= Component data from apps and pages =
....

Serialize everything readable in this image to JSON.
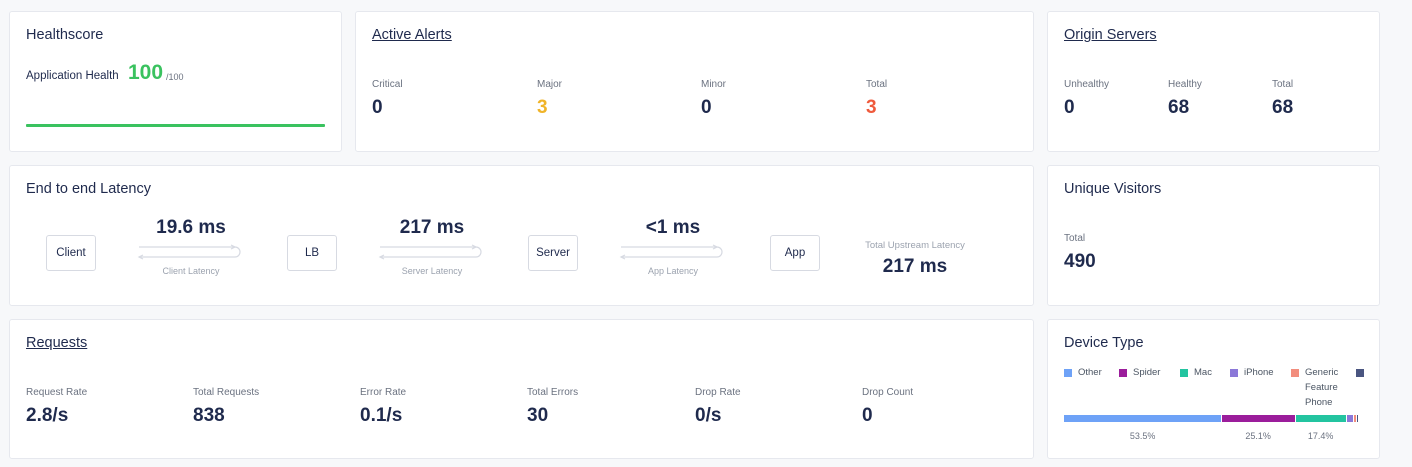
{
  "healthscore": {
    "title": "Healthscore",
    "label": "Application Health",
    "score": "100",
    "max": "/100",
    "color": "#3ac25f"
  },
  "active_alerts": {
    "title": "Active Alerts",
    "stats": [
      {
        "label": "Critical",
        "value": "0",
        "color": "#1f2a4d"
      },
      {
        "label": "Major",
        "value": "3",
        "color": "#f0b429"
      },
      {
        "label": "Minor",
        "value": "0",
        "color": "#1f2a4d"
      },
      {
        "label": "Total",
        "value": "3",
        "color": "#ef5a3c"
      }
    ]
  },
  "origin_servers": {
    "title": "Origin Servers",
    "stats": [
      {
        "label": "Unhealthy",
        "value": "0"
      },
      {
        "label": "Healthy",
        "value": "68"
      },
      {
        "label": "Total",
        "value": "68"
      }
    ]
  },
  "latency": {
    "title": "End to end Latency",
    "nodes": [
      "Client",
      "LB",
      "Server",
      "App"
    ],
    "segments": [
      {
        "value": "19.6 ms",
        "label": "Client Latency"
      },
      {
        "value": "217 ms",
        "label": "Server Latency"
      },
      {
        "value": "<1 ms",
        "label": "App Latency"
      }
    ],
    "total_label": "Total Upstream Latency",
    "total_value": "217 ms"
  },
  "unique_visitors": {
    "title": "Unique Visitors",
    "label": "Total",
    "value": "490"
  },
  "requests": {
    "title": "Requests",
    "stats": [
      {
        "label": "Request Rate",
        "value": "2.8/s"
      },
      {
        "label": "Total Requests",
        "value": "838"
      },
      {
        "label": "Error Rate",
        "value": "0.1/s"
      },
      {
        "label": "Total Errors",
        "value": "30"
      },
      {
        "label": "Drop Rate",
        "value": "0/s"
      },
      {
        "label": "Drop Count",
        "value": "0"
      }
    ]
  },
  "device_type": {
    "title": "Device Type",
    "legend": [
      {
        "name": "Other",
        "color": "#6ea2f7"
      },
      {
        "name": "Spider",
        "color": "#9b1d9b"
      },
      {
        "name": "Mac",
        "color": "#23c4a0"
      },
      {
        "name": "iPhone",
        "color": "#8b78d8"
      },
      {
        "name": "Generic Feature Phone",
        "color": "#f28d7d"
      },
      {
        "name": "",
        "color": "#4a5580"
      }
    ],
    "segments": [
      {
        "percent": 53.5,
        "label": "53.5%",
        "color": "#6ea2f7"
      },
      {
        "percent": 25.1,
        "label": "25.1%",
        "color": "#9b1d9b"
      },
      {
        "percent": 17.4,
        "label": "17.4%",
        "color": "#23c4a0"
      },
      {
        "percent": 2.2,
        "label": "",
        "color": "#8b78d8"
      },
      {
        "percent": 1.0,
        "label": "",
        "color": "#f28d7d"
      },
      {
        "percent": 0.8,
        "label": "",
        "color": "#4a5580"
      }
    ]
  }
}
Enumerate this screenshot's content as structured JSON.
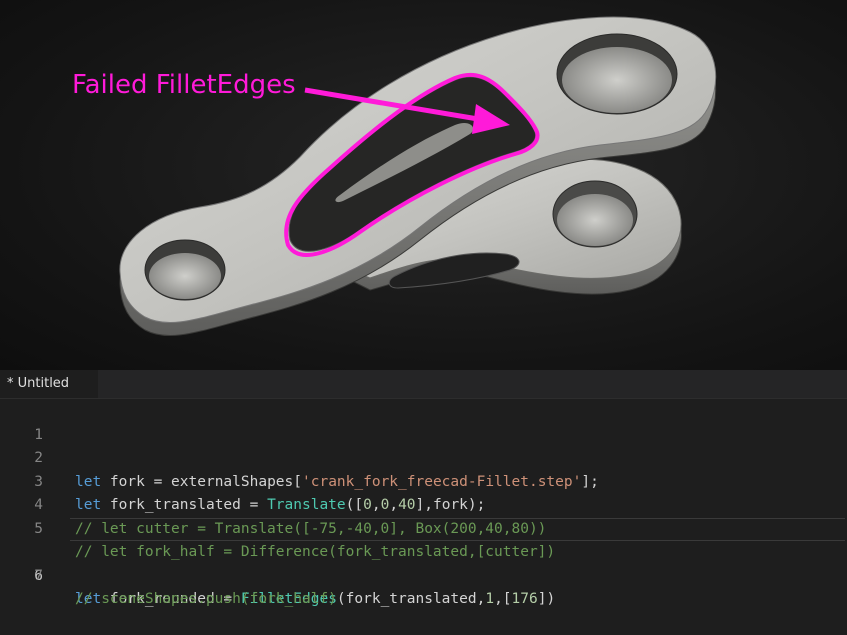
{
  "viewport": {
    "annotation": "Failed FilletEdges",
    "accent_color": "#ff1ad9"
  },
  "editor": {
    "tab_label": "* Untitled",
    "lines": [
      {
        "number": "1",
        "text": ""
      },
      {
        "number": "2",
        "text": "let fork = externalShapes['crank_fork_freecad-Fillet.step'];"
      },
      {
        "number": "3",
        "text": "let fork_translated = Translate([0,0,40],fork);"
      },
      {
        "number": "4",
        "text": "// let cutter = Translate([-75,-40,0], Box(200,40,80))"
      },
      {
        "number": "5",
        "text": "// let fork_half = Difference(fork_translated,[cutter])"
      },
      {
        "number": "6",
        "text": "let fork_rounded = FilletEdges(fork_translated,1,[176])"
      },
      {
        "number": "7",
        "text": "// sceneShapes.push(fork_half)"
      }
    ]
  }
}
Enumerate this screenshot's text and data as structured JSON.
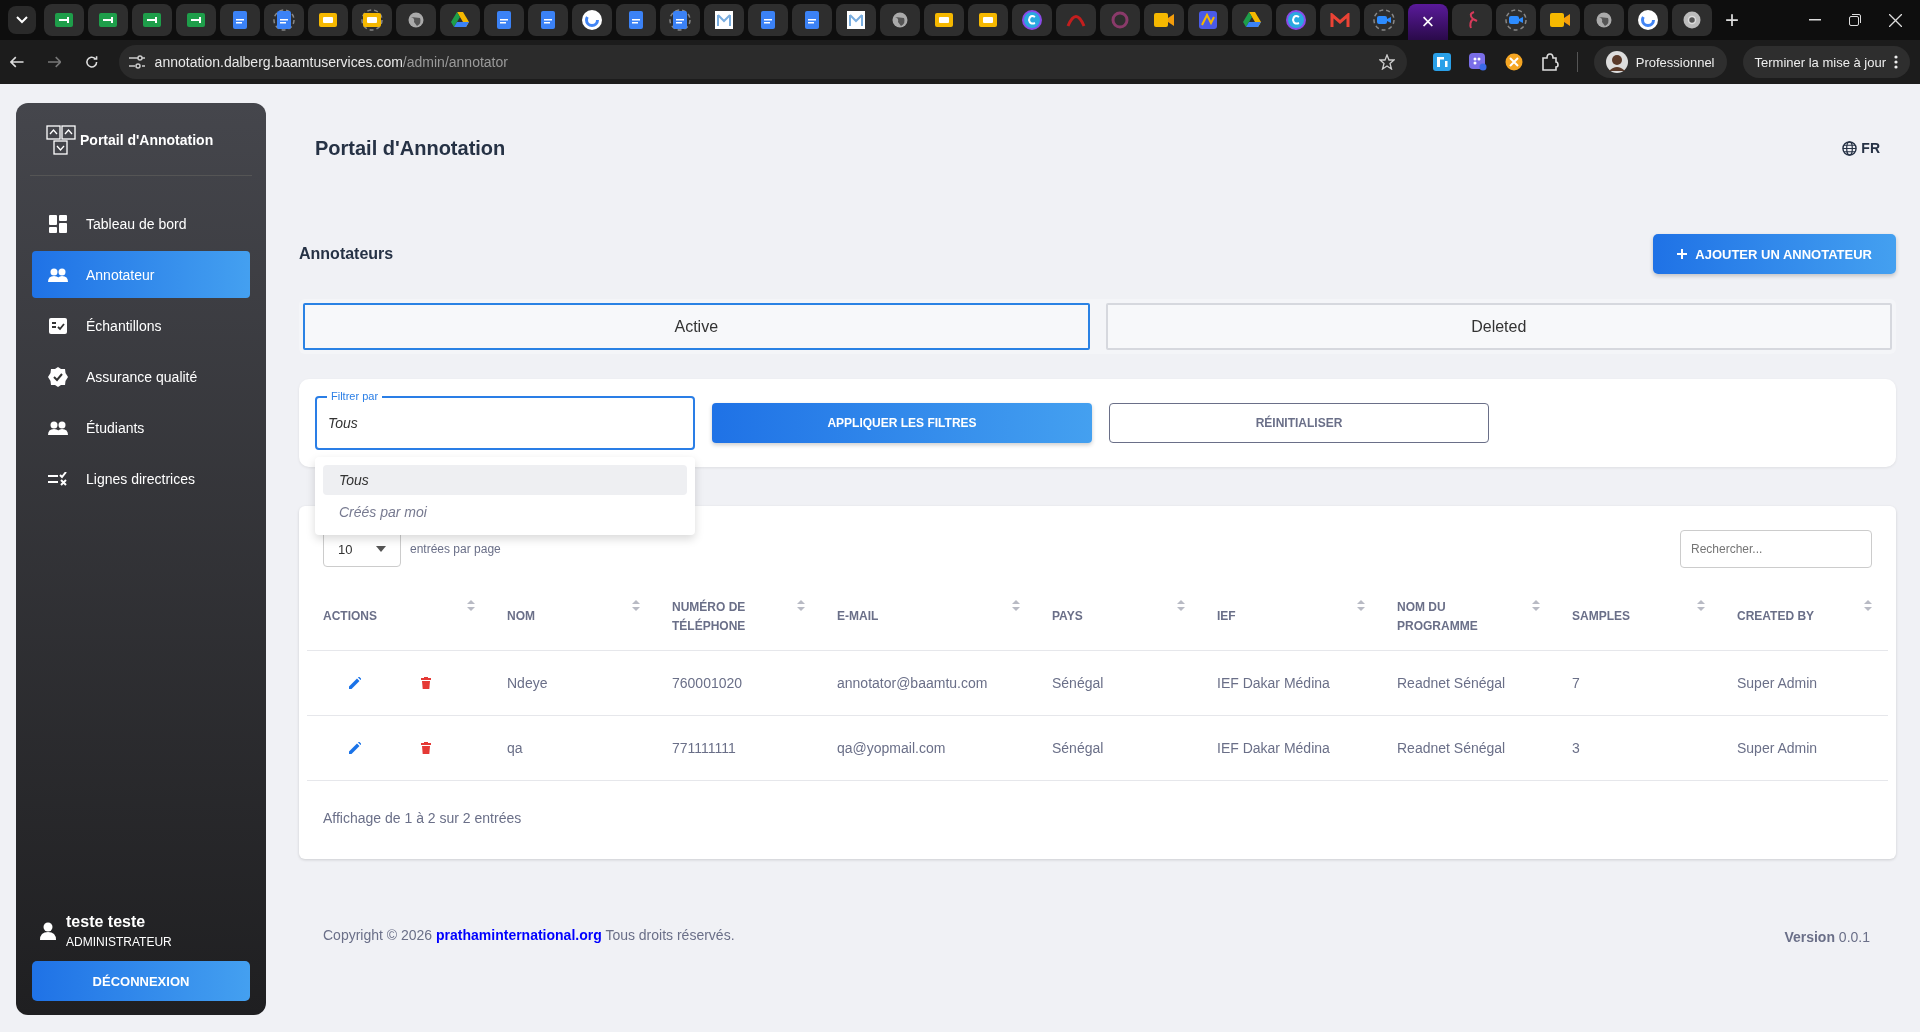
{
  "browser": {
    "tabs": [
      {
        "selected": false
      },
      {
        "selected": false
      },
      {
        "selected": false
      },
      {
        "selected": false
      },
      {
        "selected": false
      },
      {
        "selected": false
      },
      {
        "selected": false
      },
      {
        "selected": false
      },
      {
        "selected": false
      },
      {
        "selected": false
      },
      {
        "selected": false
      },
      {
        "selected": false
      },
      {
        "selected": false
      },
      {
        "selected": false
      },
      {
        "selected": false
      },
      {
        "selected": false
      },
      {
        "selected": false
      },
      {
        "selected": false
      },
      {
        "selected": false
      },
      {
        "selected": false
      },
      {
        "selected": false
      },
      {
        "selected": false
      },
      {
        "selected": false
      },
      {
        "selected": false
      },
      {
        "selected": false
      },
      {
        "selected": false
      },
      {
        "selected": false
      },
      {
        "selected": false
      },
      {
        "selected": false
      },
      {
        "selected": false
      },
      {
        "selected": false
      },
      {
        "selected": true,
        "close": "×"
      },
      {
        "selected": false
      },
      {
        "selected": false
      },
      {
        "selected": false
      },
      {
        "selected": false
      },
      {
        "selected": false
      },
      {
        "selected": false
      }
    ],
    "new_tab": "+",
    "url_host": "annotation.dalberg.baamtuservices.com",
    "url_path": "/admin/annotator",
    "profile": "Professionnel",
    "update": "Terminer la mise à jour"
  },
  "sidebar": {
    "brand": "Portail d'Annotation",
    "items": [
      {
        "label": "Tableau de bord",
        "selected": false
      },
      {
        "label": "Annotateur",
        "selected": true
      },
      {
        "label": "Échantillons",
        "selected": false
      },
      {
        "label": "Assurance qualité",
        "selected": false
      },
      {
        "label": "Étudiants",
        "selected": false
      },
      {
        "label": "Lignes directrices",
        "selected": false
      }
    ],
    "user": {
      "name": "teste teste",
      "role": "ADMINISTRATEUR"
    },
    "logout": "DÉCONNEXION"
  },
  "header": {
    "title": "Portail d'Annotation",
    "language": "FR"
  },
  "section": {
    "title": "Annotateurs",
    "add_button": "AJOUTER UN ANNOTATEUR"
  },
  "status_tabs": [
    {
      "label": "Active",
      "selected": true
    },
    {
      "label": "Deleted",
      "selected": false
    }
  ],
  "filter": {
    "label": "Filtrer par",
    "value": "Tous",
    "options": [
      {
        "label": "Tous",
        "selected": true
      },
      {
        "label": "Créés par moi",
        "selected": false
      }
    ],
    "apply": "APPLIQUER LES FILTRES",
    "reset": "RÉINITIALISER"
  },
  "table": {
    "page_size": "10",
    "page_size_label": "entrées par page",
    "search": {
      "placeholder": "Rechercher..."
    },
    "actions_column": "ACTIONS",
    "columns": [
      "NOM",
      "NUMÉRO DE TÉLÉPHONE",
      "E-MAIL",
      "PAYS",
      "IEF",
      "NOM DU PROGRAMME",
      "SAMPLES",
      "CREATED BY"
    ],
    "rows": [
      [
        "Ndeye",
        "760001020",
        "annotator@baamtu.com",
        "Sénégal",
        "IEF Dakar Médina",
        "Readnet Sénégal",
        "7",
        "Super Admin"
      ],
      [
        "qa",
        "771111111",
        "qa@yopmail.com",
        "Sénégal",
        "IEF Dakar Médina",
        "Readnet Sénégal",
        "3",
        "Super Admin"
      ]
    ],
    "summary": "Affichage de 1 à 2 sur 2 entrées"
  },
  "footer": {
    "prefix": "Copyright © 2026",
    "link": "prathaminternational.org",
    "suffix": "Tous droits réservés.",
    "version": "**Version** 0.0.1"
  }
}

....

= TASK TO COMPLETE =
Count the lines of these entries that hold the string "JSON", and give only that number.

= WRITTEN RESPONSE =
3